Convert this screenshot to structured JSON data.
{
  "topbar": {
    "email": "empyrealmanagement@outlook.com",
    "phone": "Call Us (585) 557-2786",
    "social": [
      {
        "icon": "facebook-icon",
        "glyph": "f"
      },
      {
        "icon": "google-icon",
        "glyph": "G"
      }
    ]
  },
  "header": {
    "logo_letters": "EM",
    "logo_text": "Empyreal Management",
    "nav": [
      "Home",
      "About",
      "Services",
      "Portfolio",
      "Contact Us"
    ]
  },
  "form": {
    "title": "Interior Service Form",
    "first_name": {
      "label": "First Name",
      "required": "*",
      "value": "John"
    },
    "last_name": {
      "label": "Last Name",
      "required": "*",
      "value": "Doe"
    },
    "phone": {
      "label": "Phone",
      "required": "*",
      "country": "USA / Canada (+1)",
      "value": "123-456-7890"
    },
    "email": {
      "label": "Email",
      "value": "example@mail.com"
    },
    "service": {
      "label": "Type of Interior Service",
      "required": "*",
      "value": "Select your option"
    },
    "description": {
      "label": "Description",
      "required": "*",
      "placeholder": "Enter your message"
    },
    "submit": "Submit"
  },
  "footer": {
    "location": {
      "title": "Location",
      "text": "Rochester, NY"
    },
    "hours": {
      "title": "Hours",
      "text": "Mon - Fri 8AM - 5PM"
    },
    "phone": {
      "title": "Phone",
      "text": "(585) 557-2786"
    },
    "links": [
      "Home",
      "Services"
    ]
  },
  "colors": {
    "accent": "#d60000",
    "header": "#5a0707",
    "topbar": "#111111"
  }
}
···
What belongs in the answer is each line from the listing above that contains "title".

### Reply
    "title": "Interior Service Form",
      "title": "Location",
      "title": "Hours",
      "title": "Phone",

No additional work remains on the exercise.